In the city centre (specifically in the Newtown and Braamfontein areas), modern architectural structures adjoin many well-preserved colonial-era buildings – the town hall being the most prominent of all.
Also take a stroll through the main Library Square and Mary Fitzgerald Square, as well as the Nelson Mandela Bridge, inaugurated by Mandela himself on 20/7/2003, just two days after his 85th birthday.
The statue of Nelson Mandela in the square of the same name. It weighs about 3 tonnes and has a shoulder span of 2.5 metres.
A traditional destination in Johannesburg is the densely populated ghetto district of Soweto, made famous by the uprisings of its inhabitants in the 1970s and 1980s. A symbol of the struggle against apartheid, Soweto was founded by mine workers who began arriving in the area when the first gold deposits were discovered. Here you can visit Nelson Mandela’s first house, now turned into a museum. For your safety it is best to bring a local guide or go with a group.

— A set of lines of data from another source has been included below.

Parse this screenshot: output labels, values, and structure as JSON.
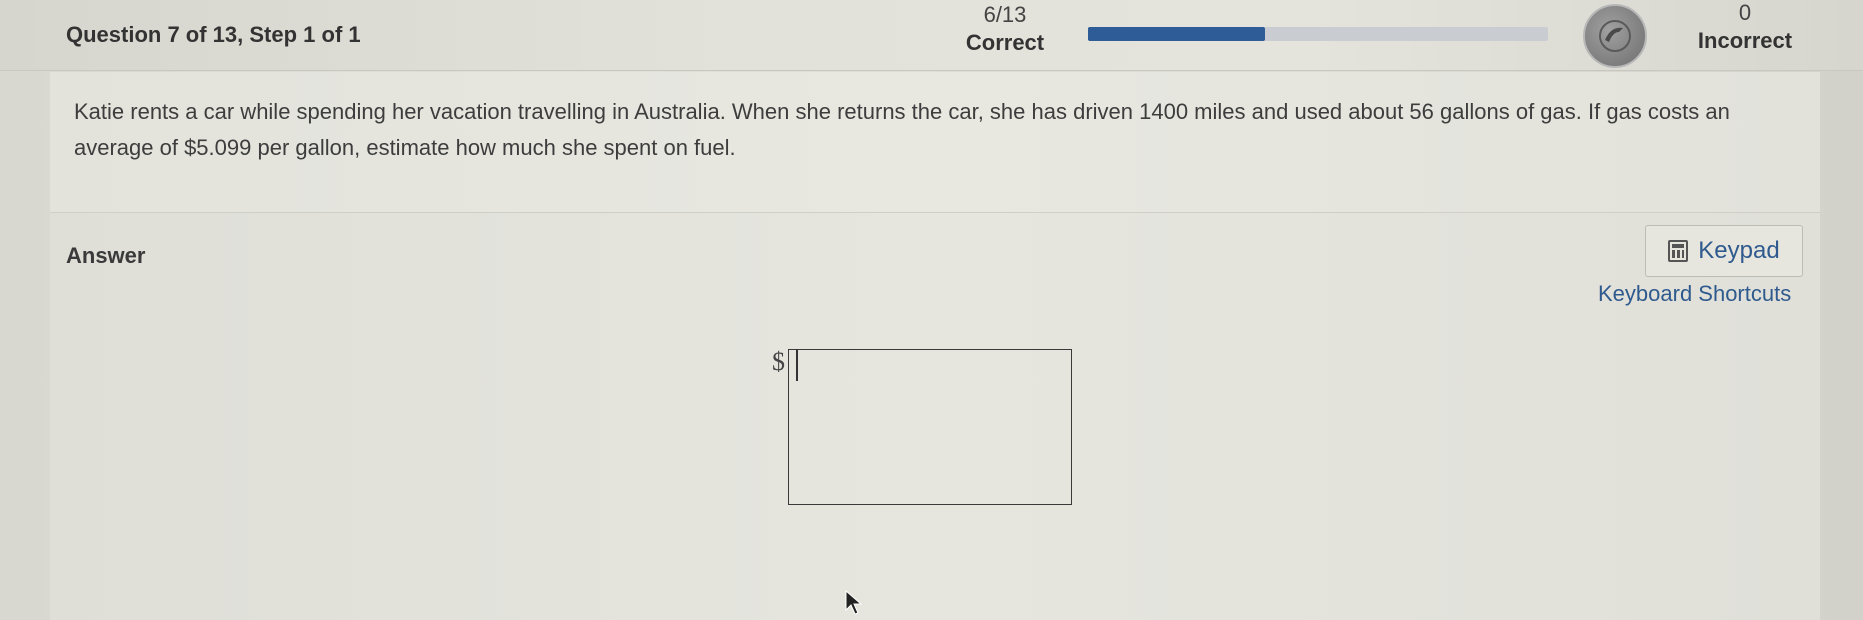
{
  "header": {
    "question_title": "Question 7 of 13, Step 1 of 1",
    "correct_count": "6/13",
    "correct_label": "Correct",
    "progress_fraction": 0.385,
    "incorrect_count": "0",
    "incorrect_label": "Incorrect",
    "badge_icon": "streak-badge-icon"
  },
  "question": {
    "text": "Katie rents a car while spending her vacation travelling in Australia. When she returns the car, she has driven 1400 miles and used about 56 gallons of gas. If gas costs an average of $5.099 per gallon, estimate how much she spent on fuel."
  },
  "answer": {
    "label": "Answer",
    "keypad_label": "Keypad",
    "keypad_icon": "calculator-icon",
    "shortcuts_label": "Keyboard Shortcuts",
    "prefix": "$",
    "value": ""
  },
  "colors": {
    "accent": "#2d5c96",
    "link": "#2f5a8e"
  }
}
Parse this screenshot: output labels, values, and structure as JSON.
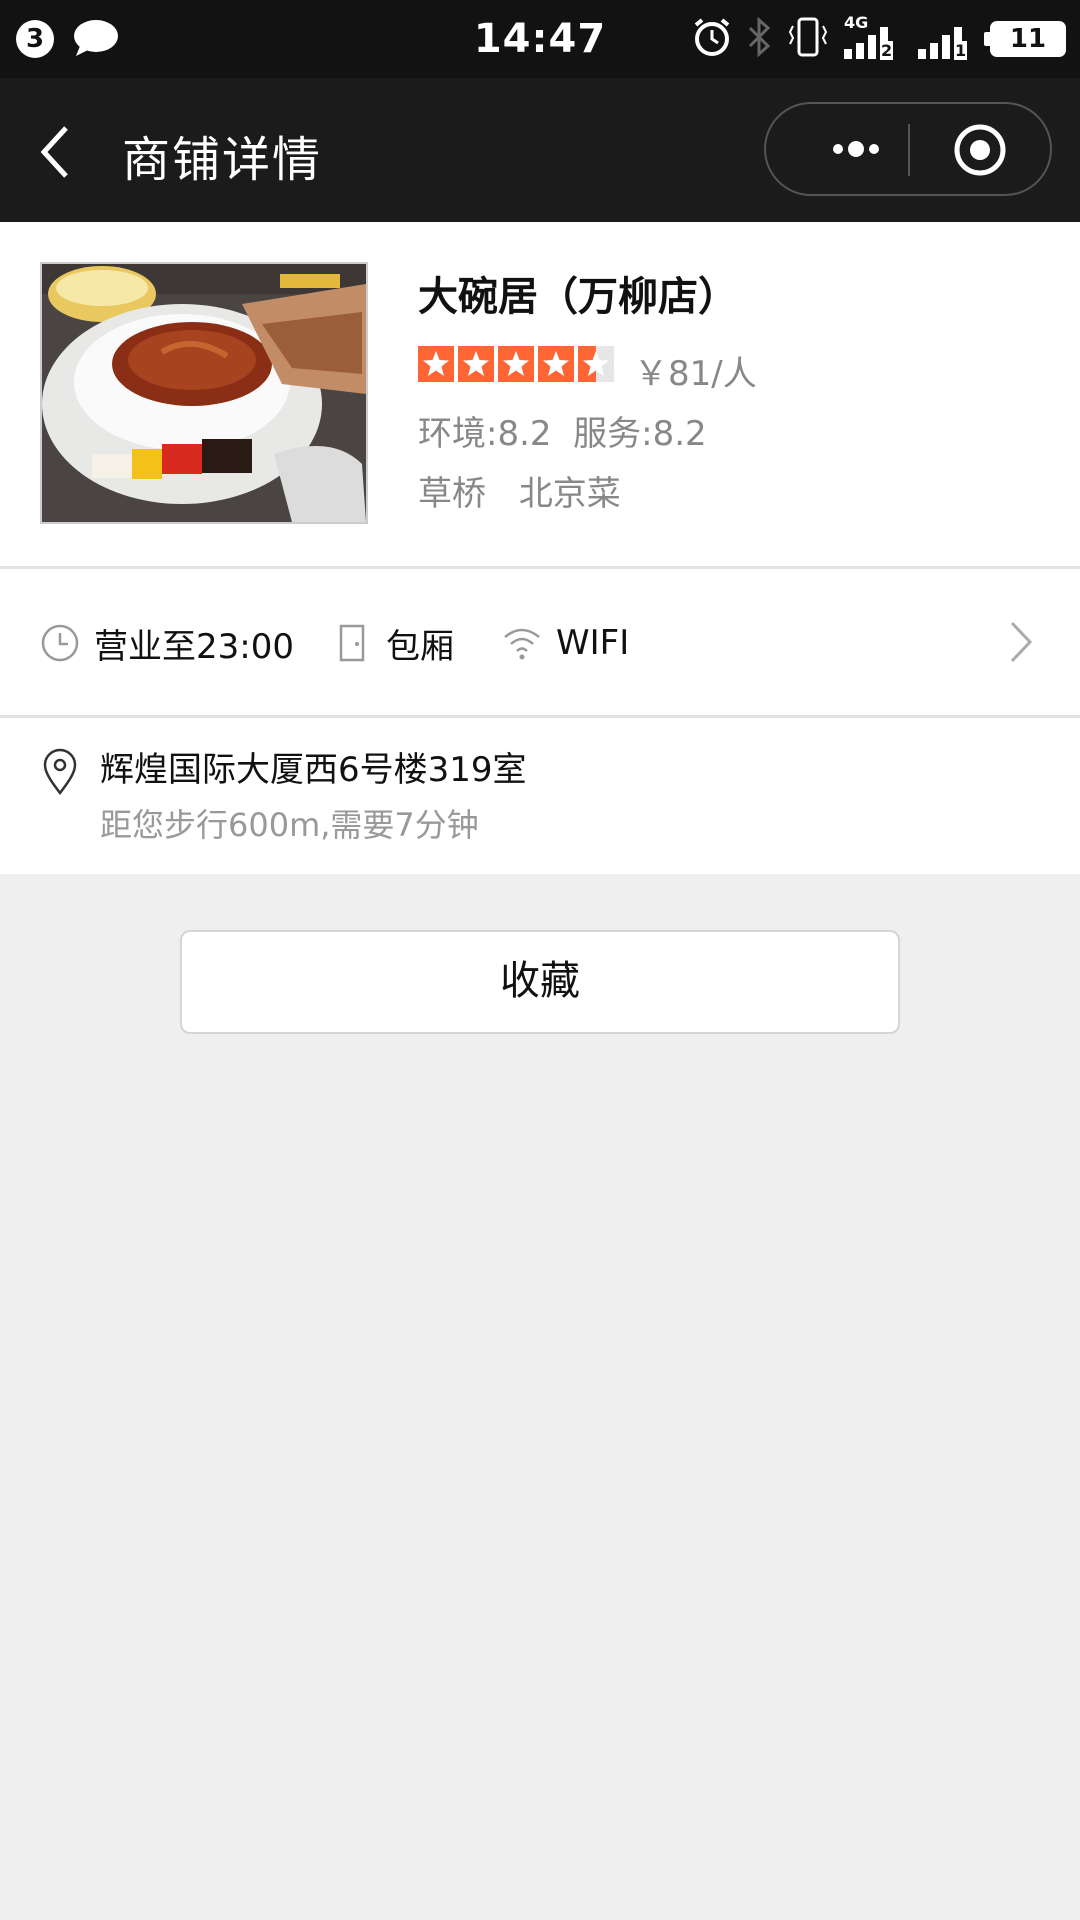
{
  "status_bar": {
    "notification_count": "3",
    "time": "14:47",
    "network": "4G",
    "sim1": "2",
    "sim2": "1",
    "battery": "11",
    "icons": [
      "chat-bubble-icon",
      "alarm-icon",
      "bluetooth-icon",
      "vibrate-icon",
      "signal-icon",
      "battery-icon"
    ]
  },
  "nav": {
    "back_icon": "back-chevron-icon",
    "title": "商铺详情",
    "more_icon": "more-dots-icon",
    "target_icon": "target-circle-icon"
  },
  "shop": {
    "name": "大碗居（万柳店）",
    "rating": 4.5,
    "rating_max": 5,
    "price": "￥81/人",
    "environment_score": "环境:8.2",
    "service_score": "服务:8.2",
    "area": "草桥",
    "cuisine": "北京菜",
    "star_color": "#ff6633"
  },
  "facilities": {
    "hours": "营业至23:00",
    "private_room": "包厢",
    "wifi": "WIFI",
    "icons": [
      "clock-icon",
      "door-icon",
      "wifi-icon",
      "chevron-right-icon"
    ]
  },
  "address": {
    "line": "辉煌国际大厦西6号楼319室",
    "distance": "距您步行600m,需要7分钟",
    "icon": "location-pin-icon"
  },
  "actions": {
    "favorite_label": "收藏"
  }
}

Just 8 km south of downtown Johannesburg awaits you in “Gold Reef City”, a town that is a recreation of the original settlement that existed next to one of Johannesburg’s first gold mines. It is a large theme park with old gold mines (a visit to the bowels of the earth takes about two hours), amusement parks, hotels, restaurants, theatre and of course casinos. It is considered the most popular entertainment and amusement area (for young and old) in the city.
A visit to the Apartheid Museum is the right choice to learn about the apartheid period (1948-1994). The museum’s 22 galleries contain a wealth of photographs, documentaries, personal items and artistic creations that tell the story of the darkest page in the country’s history.
Equally interesting is the African Museum (Museum Africa), which began operating in 1993. Here you have the opportunity to learn about the history of the “black continent” – from the Stone Age to the present day – through various thematic collections gathered in the seven halls of the museum institution.
The… Las Vegas of Africa
About 160 km northwest of Johannesburg lies the famous “Sun City”. Four luxury hotels, man-made beaches, casino gambling, golf courses and national parks with wild animals promise unforgettable experiences for visitors to Sun City. But more than that, it is the gambling fever that acts like a magnet and attracts thousands of tourists from all over the world. To get a complete picture of Africa’s famous “Las Vegas” visit www.suncity.co.za
The artistic heart of Johannesburg beats in the Newtown district, where the annual Newtown Festival is held. Theatrical performances, traditional dances, concerts and film screenings are some of the events that take place here every year from early June to the end of July. Interesting information can be obtained from the official website of the festival www.newtown.co.za
The Park of Lions
A short distance from Johannesburg (in the vicinity of the Lanseria Airport) you can visit the Lion Park. A large number of African fauna animals (lions, zebras, leopards, antelopes, etc.) are housed on an area of 2,000 hectares. For more information visit www.lion-park.com
For safe nightlife in Johannesburg, choose the Melville, Rosebank, Sandton and Randburg areas in the north of the city. The trendy clubs, restaurants and pubs here will provide the nightlife to suit you.
For your stay in Johannesburg choose hotels in the northern suburbs, such as the Melrose Place Guest Lodge (0027 011 4424231), Protea Hotel Rosebank (0027 011 4483600), Grace in Rosebank (0027 011 2807200), Saxon (0027 011 2926000) and Parkwood (0027 011 8801748).
For a delicious dinner with local cuisine look out for the restaurants ‘Melville Grill’, ‘Lekgotla’, ‘Restaurant 41’ and ‘Bambanani’.
Johannesburg Airport is connected by air to Greece from Athens and Thessaloniki airports and to Cyprus from Larnaca airport.